_Assignment_
Report every line of the material that contains the string "Dual".

_Data extract_
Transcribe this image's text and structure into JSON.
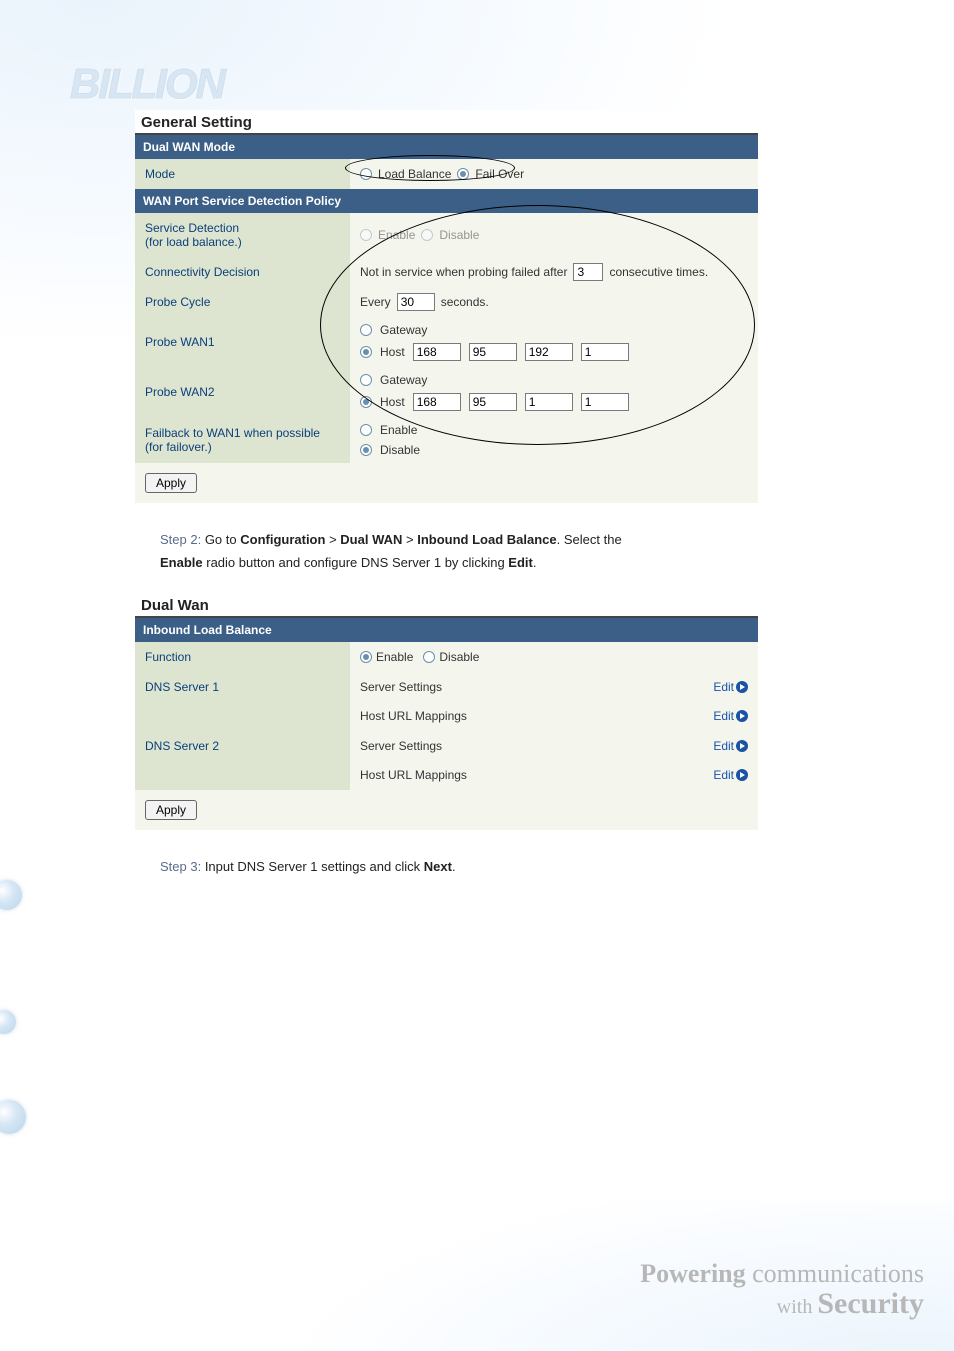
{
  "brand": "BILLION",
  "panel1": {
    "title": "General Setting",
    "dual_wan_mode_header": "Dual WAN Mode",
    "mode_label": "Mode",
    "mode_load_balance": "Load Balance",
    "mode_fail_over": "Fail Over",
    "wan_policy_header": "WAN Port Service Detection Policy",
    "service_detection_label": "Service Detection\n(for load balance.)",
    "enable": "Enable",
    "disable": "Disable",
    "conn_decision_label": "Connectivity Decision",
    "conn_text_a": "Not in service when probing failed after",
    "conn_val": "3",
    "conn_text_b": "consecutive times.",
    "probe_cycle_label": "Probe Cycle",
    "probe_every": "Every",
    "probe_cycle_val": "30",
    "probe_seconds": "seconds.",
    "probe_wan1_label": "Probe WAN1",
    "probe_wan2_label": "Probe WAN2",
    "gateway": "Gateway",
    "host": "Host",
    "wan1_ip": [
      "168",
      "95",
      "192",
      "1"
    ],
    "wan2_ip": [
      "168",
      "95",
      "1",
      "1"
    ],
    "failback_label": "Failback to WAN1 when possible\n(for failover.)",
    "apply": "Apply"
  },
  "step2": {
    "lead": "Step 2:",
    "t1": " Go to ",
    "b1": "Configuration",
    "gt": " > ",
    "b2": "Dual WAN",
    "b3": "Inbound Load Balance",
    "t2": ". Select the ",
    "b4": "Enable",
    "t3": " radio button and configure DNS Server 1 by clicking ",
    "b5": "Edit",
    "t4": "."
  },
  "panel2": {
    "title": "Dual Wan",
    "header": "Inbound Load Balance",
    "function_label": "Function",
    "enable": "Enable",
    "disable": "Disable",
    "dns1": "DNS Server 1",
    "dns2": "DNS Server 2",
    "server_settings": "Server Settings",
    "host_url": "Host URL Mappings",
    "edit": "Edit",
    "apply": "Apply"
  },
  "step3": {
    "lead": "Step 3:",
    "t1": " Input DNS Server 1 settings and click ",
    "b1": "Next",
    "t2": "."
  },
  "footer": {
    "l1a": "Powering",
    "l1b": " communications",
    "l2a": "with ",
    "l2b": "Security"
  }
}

_Reply to the exercise_
    "dual_wan_mode_header": "Dual WAN Mode",
    "b2": "Dual WAN",
    "title": "Dual Wan",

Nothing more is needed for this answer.